If you are tempted to despair, or give up, if you have had enough of sin, death, and of their wake of destruction and the mess they bring into your world. If you are longing for death, or just to check out and not be bothered with your vocations. If you even question God's goodness and mercy, or think that maybe he's forgotten or forsaken you. Consider this.
The God who went to the great care of sending his own son, even giving him into death, he will not leave you to your journey without his aid. He's gone to far too much trouble for your salvation.
For Jesus' part, he, too was a prophet who made his share of enemies. He, like Elijah, made a journey into the wilderness of his own. Only Jesus wasn't running away, he was driven by the Spirit there, to face the ultimate enemy, and to prevail. There, in his hunger, the Tempter said, “turn these stones into bread”, but the Living Bread answered, “Man does not live by bread alone, but by every word that comes from the mouth of God.”. There, in his 40 day journey, Jesus didn't despair, but he kept the fast and stood firm against temptation. And like Elijah, angels came and ministered to him.
Elijah sat under the small comfort of a broom tree, but Jesus labored under the shadow of another tree – a cross - a tree of suffering that had his name on it, that he would endure to end all suffering. A tree of curse, to reverse Adam's curse. A tree of judgment for the forbidden fruit of sin, by which he would win for us the fruits of righteousness again.
Elijah's journey wouldn't end in death, like he suggested. But Jesus' journey to the cross could only be to die. Yet he never turned away, never flinched, never failed to drink the cup appointed, or to bear the sentence that was pronounced. Mocked by men and forsaken by God, he truly was the only one left to bear that awful load.
How will God, who spared not his own son – how will he not also graciously give you all good things? How will Jesus, who endured all that suffering and such a bitter death – how will he not, also, graciously sustain you? He didn't do all this for nothing. He did it for you.
He did it because he knows the journey is hard. He knows you couldn't make it on your own – it's too great for you. But you, traveller, have a path and course marked out for you. You, wilderness wanderer, have a forerunner who's already stormed the gates of death and hell, and marked out the way back to paradise. Better than that, he doesn't just show you the way, he brings you with him. And he's with you all along the way, sustaining you come what may.

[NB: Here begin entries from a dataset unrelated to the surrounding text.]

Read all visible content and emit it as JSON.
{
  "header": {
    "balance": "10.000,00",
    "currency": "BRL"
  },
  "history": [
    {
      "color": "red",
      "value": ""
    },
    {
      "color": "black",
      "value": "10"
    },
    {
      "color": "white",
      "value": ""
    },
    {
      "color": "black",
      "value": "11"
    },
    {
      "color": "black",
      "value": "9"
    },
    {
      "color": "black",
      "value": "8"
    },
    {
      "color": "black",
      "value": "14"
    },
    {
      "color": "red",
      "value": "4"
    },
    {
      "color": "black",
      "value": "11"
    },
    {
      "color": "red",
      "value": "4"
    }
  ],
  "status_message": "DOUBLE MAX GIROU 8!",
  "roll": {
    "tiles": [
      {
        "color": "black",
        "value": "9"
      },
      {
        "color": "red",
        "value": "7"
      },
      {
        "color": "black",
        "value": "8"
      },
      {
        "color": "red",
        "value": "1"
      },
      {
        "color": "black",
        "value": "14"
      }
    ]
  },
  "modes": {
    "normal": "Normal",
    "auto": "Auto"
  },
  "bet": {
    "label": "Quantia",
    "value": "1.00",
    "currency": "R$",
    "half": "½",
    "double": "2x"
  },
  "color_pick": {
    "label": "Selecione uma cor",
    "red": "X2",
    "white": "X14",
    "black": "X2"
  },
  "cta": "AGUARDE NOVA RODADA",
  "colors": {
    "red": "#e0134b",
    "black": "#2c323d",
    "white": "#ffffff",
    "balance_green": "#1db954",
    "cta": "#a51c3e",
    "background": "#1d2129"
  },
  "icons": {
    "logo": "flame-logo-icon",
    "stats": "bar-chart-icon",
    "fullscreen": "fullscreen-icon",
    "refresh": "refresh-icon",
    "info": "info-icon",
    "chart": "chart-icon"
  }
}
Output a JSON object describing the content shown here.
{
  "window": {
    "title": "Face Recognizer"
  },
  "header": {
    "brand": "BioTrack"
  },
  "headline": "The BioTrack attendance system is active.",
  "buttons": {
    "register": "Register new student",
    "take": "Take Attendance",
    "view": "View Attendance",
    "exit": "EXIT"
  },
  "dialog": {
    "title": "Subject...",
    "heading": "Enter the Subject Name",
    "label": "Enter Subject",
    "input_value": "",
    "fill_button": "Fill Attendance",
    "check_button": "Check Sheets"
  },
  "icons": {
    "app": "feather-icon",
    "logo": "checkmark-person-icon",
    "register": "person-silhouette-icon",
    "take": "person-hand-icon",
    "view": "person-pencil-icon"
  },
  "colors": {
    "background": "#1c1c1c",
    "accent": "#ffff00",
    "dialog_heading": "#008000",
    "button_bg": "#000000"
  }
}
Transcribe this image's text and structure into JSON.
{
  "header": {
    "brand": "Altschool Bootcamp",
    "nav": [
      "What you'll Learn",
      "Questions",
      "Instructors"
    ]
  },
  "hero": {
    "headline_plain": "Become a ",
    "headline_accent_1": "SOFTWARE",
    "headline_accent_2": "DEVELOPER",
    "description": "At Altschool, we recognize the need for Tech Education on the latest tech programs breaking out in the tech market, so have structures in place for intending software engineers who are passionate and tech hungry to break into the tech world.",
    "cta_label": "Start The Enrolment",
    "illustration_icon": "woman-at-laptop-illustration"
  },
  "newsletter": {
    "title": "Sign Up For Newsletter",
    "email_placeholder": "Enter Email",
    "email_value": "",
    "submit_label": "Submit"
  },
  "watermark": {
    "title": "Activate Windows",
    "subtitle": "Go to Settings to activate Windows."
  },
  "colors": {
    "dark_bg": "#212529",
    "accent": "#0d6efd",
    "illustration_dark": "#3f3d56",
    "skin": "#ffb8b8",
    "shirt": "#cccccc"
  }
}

Enemies abound. The Devil rages and schemes for your demise. But what of that? You have shelter in the arms of Jesus. Death looms, and it may come for you. But what of that? For in Christ, death is but the gate to eternal life. The wilderness of the world is a wasteland of sin, violence, pain and sorrow. No matter. Jesus has the journey covered. He's with you every step. He'll even feed you along the way, over and over. And your destination is beyond comparing to this vale of tears.
The journey's too great for you. But not for Jesus. Come to his table today. Be fed once again. Remain in him, and your journey will be blessed.